Hall of Fame vote stirs memory of Armando Benitez

Hall of Fame vote stirs memory of Armando Benitez
January 8, 2014, 11:30 pm
Share This Post

Thank whoever it was that cast one Hall of Fame vote for Armando Benitez for bringing back the memory of one of the more frustrating Orioles of the 1990s.

Benitez spent five seasons with the Orioles and 15 years total in the majors, last in 2008. He was a hard-throwing reliever known to be enamored of watching his fastballs get posted at 100 mph on the stadium radar gun. He gave up two game-winning home runs to the Indians in the 1997 American League Championship Series. Benitez actually turned in several outstanding seasons as a closer, saving more than 40 games twice for the Mets and once for the Marlins. He was a two-time All-Star. He finished his career with 946 strikeouts in 779 innings.

But with the Orioles from 1994 to 1998, he was lamented for his immaturity. In his last season with the O’s, one teammate described him to Sports Illustrated as “25 going on 15.”

And that lack of maturity led to the incident for which Benitez is most remembered. On May 19, 1998, pitching against the Yankees, after Benitez gave up a home run to Bernie Williams, he drilled Tino Martinez in the back with a fastball.

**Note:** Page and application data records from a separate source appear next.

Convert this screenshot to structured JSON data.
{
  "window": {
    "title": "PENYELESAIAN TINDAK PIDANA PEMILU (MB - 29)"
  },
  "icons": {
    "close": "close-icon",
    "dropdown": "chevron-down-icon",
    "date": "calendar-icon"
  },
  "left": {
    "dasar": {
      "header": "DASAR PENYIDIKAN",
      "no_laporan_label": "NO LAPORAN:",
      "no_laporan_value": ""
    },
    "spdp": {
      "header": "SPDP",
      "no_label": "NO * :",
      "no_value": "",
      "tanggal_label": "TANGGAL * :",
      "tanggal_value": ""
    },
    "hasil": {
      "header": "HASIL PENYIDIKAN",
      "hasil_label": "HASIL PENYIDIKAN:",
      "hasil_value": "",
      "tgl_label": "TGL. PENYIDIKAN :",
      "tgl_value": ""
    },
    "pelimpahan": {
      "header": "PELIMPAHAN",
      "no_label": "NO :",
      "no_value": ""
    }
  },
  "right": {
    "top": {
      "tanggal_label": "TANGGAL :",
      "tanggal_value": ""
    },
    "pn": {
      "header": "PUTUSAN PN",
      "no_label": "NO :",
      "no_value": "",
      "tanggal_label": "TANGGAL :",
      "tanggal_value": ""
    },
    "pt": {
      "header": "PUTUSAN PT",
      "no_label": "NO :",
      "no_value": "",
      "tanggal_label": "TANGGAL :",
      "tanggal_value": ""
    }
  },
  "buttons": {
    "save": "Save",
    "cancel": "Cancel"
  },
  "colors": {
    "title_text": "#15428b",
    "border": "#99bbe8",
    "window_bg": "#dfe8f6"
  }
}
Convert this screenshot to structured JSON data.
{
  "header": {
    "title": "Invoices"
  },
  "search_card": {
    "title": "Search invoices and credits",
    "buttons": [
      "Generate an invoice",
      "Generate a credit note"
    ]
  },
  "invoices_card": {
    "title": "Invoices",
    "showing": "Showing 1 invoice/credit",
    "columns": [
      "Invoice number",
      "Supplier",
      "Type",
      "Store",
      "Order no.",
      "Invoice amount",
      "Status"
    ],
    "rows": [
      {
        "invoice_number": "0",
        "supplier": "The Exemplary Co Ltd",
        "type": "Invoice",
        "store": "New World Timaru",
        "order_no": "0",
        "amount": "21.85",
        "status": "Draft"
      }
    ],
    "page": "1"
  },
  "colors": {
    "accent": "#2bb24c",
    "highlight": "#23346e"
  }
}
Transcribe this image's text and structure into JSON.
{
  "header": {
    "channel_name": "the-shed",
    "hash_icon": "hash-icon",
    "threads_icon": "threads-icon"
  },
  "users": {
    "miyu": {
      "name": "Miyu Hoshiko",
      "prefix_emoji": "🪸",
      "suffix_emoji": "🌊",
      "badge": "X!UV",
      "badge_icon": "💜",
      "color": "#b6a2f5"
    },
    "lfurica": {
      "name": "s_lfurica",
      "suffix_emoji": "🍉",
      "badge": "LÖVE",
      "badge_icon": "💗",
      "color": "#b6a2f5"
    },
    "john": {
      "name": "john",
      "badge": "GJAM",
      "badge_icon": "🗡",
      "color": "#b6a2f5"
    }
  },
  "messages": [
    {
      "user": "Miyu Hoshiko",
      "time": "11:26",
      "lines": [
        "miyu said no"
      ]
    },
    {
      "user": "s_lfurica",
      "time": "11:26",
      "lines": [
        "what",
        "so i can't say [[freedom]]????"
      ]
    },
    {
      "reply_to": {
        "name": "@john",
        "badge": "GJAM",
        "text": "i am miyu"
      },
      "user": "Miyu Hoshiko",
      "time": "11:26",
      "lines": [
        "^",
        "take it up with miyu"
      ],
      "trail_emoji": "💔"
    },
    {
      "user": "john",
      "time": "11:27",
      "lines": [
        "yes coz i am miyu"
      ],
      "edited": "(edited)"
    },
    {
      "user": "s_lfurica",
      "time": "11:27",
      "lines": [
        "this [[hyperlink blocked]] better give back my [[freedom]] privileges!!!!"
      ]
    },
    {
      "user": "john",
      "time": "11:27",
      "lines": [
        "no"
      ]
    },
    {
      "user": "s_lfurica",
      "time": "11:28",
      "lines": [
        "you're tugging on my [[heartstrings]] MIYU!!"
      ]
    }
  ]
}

Benitez was tossed from the game nearly before the ball hit the ground, but he already had ignited a wild, bench-clearing brawl.

The fight featured a defiant Benitez seemingly ready to take on the whole Yankees team. Wild punches were thrown, most of them not connecting. Two Yankees in particular went at Benitez as the brawl spilled into the visitors dugout at Yankee Stadium — pitcher Graeme Lloyd and outfielder Darryl Strawberry.

Video of the event shows incensed Yankees all over. Martinez yelled about how this wasn’t the first time Benitez had nailed him. Joe Girardi, then still a catcher, was being held back by Orioles coach Elrod Hendricks, of blessed memory. Manager Joe Torre had to climb into the dugout and extricate Strawberry, who had been clocked by O’s pitcher Alan Mills.

Benitez was suspended for eight games, and his teammates were apparently just as glad not to have him around. They couldn’t support him for a gross violation of baseball behavior.

"He embarrassed the whole organization,” one anonymous Oriole told SI. “… It reflects badly on all of us. He may be ready physically to be a closer, but he's not ready mentally."

After the season, the Orioles traded Benitez to the Mets for catcher Charles Johnson.